═════ Supplied records ═════
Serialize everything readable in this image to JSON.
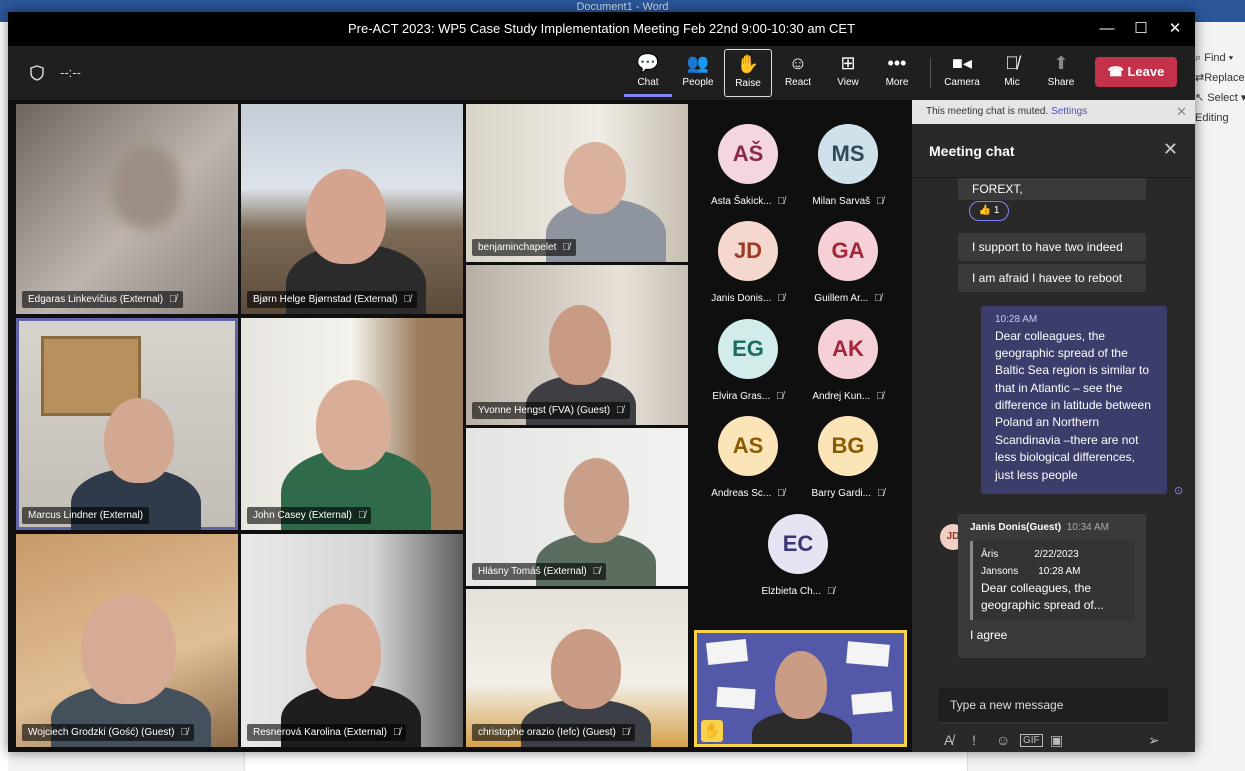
{
  "word": {
    "doc_title": "Document1 - Word",
    "find": "Find",
    "replace": "Replace",
    "select": "Select",
    "editing": "Editing"
  },
  "window": {
    "title": "Pre-ACT 2023: WP5 Case Study Implementation Meeting Feb 22nd 9:00-10:30 am CET",
    "timer": "--:--"
  },
  "toolbar": {
    "chat": "Chat",
    "people": "People",
    "raise": "Raise",
    "react": "React",
    "view": "View",
    "more": "More",
    "camera": "Camera",
    "mic": "Mic",
    "share": "Share",
    "leave": "Leave"
  },
  "videos": [
    {
      "name": "Edgaras Linkevičius (External)"
    },
    {
      "name": "Bjørn Helge Bjørnstad (External)"
    },
    {
      "name": "benjaminchapelet"
    },
    {
      "name": "Yvonne Hengst (FVA) (Guest)"
    },
    {
      "name": "Marcus Lindner (External)"
    },
    {
      "name": "John Casey (External)"
    },
    {
      "name": "Hlásny Tomáš (External)"
    },
    {
      "name": "Wojciech Grodzki (Gość) (Guest)"
    },
    {
      "name": "Resnerová Karolina (External)"
    },
    {
      "name": "christophe orazio (Iefc) (Guest)"
    }
  ],
  "audio_participants": [
    {
      "initials": "AŠ",
      "name": "Asta Šakick...",
      "bg": "#f3d6de",
      "fg": "#8a2a47"
    },
    {
      "initials": "MS",
      "name": "Milan Sarvaš",
      "bg": "#cfe2ec",
      "fg": "#2f4a5a"
    },
    {
      "initials": "JD",
      "name": "Janis Donis...",
      "bg": "#f4d7cd",
      "fg": "#9a3b24"
    },
    {
      "initials": "GA",
      "name": "Guillem Ar...",
      "bg": "#f5d0d6",
      "fg": "#a2263c"
    },
    {
      "initials": "EG",
      "name": "Elvira Gras...",
      "bg": "#d1ecea",
      "fg": "#1e6b64"
    },
    {
      "initials": "AK",
      "name": "Andrej Kun...",
      "bg": "#f5d0d6",
      "fg": "#a2263c"
    },
    {
      "initials": "AS",
      "name": "Andreas Sc...",
      "bg": "#fbe5b8",
      "fg": "#8a5a00"
    },
    {
      "initials": "BG",
      "name": "Barry Gardi...",
      "bg": "#fbe5b8",
      "fg": "#8a5a00"
    },
    {
      "initials": "EC",
      "name": "Elzbieta Ch...",
      "bg": "#e6e4f2",
      "fg": "#3b3673"
    }
  ],
  "chat": {
    "muted_notice": "This meeting chat is muted.",
    "settings_link": "Settings",
    "title": "Meeting chat",
    "msg_forext": "FOREXT,",
    "reaction_count": "1",
    "msg_support": "I support to have two indeed",
    "msg_reboot": "I am afraid I havee to reboot",
    "my_time": "10:28 AM",
    "my_message": "Dear colleagues, the geographic spread of the Baltic Sea region is similar to that in Atlantic – see the difference in latitude between Poland an Northern Scandinavia –there are not less biological differences, just less people",
    "reply_initials": "JD",
    "reply_sender": "Janis Donis(Guest)",
    "reply_time": "10:34 AM",
    "quote_author_1": "Āris",
    "quote_author_2": "Jansons",
    "quote_date": "2/22/2023",
    "quote_time": "10:28 AM",
    "quote_text": "Dear colleagues, the geographic spread of...",
    "reply_text": "I agree",
    "compose_placeholder": "Type a new message"
  },
  "colors": {
    "accent": "#6264a7",
    "leave": "#c4314b",
    "self_border": "#f6d34b"
  }
}
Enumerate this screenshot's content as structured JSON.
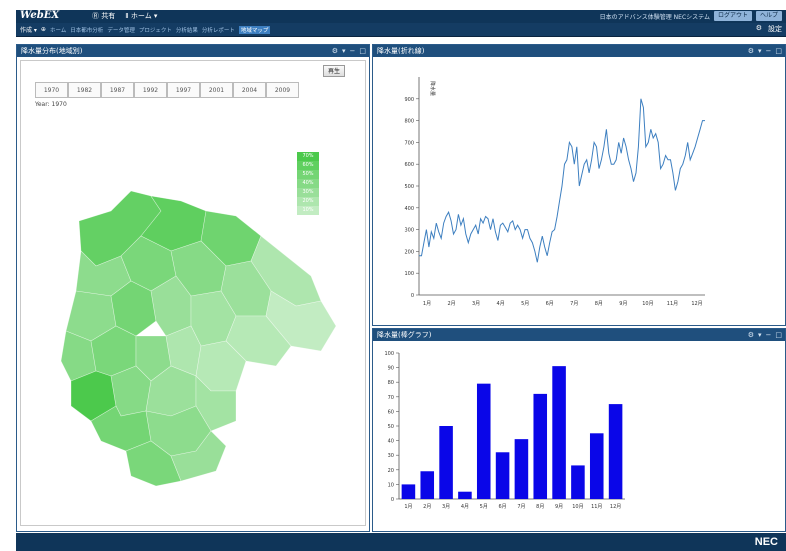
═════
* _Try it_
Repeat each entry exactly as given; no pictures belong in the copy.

* _Task response_
Serialize everything readable in this image to JSON.
{
  "word": {
    "doc_title": "Document1 - Word",
    "find": "Find",
    "replace": "Replace",
    "select": "Select",
    "editing": "Editing"
  },
  "window": {
    "title": "Pre-ACT 2023: WP5 Case Study Implementation Meeting Feb 22nd 9:00-10:30 am CET",
    "timer": "--:--"
  },
  "toolbar": {
    "chat": "Chat",
    "people": "People",
    "raise": "Raise",
    "react": "React",
    "view": "View",
    "more": "More",
    "camera": "Camera",
    "mic": "Mic",
    "share": "Share",
    "leave": "Leave"
  },
  "videos": [
    {
      "name": "Edgaras Linkevičius (External)"
    },
    {
      "name": "Bjørn Helge Bjørnstad (External)"
    },
    {
      "name": "benjaminchapelet"
    },
    {
      "name": "Yvonne Hengst (FVA) (Guest)"
    },
    {
      "name": "Marcus Lindner (External)"
    },
    {
      "name": "John Casey (External)"
    },
    {
      "name": "Hlásny Tomáš (External)"
    },
    {
      "name": "Wojciech Grodzki (Gość) (Guest)"
    },
    {
      "name": "Resnerová Karolina (External)"
    },
    {
      "name": "christophe orazio (Iefc) (Guest)"
    }
  ],
  "audio_participants": [
    {
      "initials": "AŠ",
      "name": "Asta Šakick...",
      "bg": "#f3d6de",
      "fg": "#8a2a47"
    },
    {
      "initials": "MS",
      "name": "Milan Sarvaš",
      "bg": "#cfe2ec",
      "fg": "#2f4a5a"
    },
    {
      "initials": "JD",
      "name": "Janis Donis...",
      "bg": "#f4d7cd",
      "fg": "#9a3b24"
    },
    {
      "initials": "GA",
      "name": "Guillem Ar...",
      "bg": "#f5d0d6",
      "fg": "#a2263c"
    },
    {
      "initials": "EG",
      "name": "Elvira Gras...",
      "bg": "#d1ecea",
      "fg": "#1e6b64"
    },
    {
      "initials": "AK",
      "name": "Andrej Kun...",
      "bg": "#f5d0d6",
      "fg": "#a2263c"
    },
    {
      "initials": "AS",
      "name": "Andreas Sc...",
      "bg": "#fbe5b8",
      "fg": "#8a5a00"
    },
    {
      "initials": "BG",
      "name": "Barry Gardi...",
      "bg": "#fbe5b8",
      "fg": "#8a5a00"
    },
    {
      "initials": "EC",
      "name": "Elzbieta Ch...",
      "bg": "#e6e4f2",
      "fg": "#3b3673"
    }
  ],
  "chat": {
    "muted_notice": "This meeting chat is muted.",
    "settings_link": "Settings",
    "title": "Meeting chat",
    "msg_forext": "FOREXT,",
    "reaction_count": "1",
    "msg_support": "I support to have two indeed",
    "msg_reboot": "I am afraid I havee to reboot",
    "my_time": "10:28 AM",
    "my_message": "Dear colleagues, the geographic spread of the Baltic Sea region is similar to that in Atlantic – see the difference in latitude between Poland an Northern Scandinavia –there are not less biological differences, just less people",
    "reply_initials": "JD",
    "reply_sender": "Janis Donis(Guest)",
    "reply_time": "10:34 AM",
    "quote_author_1": "Āris",
    "quote_author_2": "Jansons",
    "quote_date": "2/22/2023",
    "quote_time": "10:28 AM",
    "quote_text": "Dear colleagues, the geographic spread of...",
    "reply_text": "I agree",
    "compose_placeholder": "Type a new message"
  },
  "colors": {
    "accent": "#6264a7",
    "leave": "#c4314b",
    "self_border": "#f6d34b"
  }
}
Enumerate this screenshot's content as structured JSON.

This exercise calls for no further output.